What you have to do → If a line below contains the string "author", return that line.

Stored dataset items →
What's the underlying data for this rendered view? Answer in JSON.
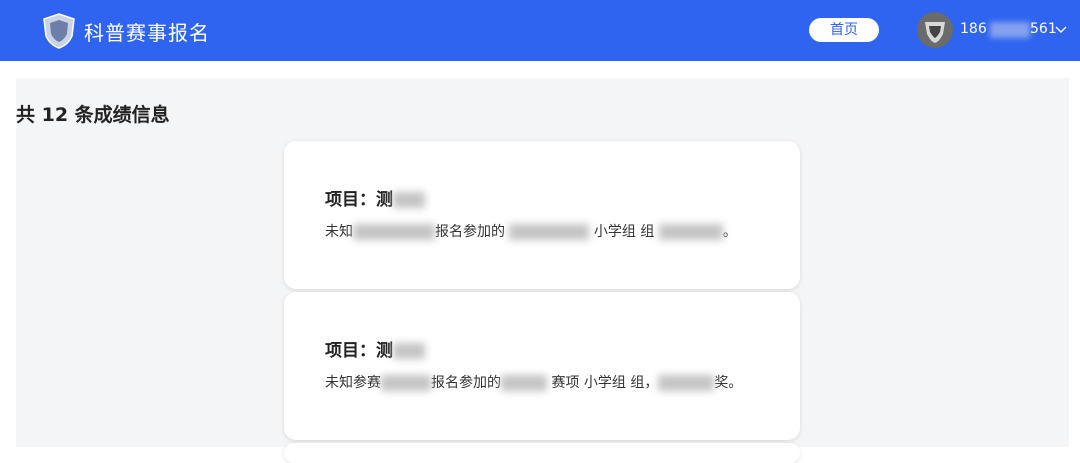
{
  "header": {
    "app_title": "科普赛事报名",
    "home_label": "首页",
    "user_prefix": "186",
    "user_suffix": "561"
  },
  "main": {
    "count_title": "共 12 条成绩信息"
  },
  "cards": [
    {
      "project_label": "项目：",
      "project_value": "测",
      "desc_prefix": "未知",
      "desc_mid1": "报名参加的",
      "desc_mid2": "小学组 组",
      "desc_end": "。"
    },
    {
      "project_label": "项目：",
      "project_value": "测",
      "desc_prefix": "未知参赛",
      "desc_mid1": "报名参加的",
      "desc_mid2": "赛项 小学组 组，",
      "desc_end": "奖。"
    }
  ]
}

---

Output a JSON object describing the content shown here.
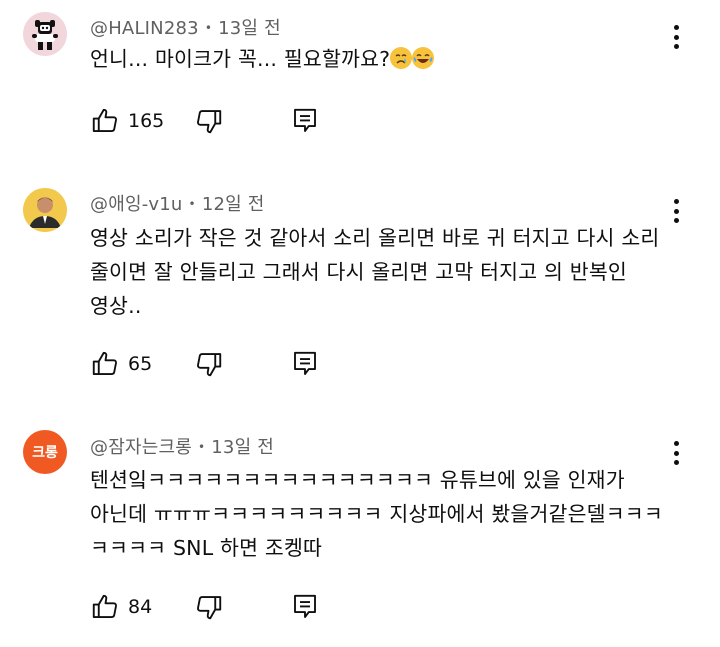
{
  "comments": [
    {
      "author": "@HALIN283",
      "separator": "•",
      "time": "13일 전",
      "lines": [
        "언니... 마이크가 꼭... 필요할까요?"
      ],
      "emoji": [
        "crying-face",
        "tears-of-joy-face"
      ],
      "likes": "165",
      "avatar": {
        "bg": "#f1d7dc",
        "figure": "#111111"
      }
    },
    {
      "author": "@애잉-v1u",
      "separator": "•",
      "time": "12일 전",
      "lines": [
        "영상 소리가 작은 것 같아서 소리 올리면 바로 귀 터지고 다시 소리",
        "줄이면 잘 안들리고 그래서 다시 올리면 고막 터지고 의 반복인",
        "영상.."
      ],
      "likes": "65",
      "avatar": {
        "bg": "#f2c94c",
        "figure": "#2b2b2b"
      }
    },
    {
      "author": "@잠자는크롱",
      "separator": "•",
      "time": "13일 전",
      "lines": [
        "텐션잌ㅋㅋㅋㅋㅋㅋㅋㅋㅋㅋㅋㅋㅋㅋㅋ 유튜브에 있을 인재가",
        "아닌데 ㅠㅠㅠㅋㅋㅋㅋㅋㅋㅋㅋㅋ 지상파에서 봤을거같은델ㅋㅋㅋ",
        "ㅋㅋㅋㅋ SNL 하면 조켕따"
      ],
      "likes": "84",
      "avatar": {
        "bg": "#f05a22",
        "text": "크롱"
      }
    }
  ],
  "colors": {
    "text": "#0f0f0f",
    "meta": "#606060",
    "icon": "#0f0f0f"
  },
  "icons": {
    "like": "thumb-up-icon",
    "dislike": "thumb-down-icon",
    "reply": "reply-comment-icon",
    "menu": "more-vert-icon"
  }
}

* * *

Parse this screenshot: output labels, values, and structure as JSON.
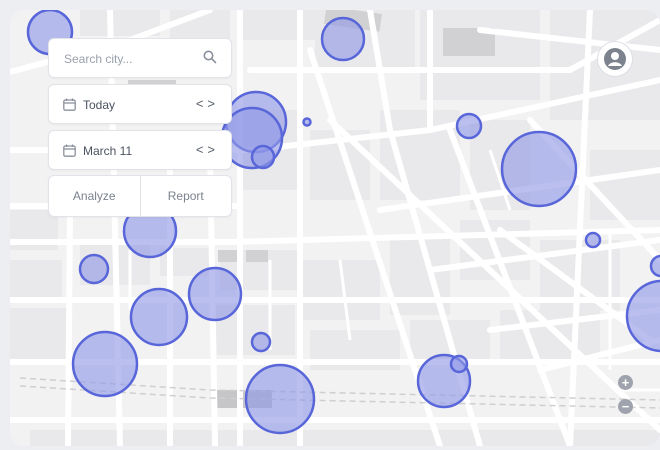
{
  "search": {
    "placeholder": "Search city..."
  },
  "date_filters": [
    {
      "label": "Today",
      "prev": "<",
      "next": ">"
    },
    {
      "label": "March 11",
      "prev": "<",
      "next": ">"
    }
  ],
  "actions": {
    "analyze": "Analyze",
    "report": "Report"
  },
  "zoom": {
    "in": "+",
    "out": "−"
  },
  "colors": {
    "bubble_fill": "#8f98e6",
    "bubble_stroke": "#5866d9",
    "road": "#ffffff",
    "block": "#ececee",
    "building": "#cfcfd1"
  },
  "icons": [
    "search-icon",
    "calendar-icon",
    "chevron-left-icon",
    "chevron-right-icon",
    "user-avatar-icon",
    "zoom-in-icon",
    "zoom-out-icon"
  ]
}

Response to the exercise →
      "author": "@HALIN283",
      "author": "@애잉-v1u",
      "author": "@잠자는크롱",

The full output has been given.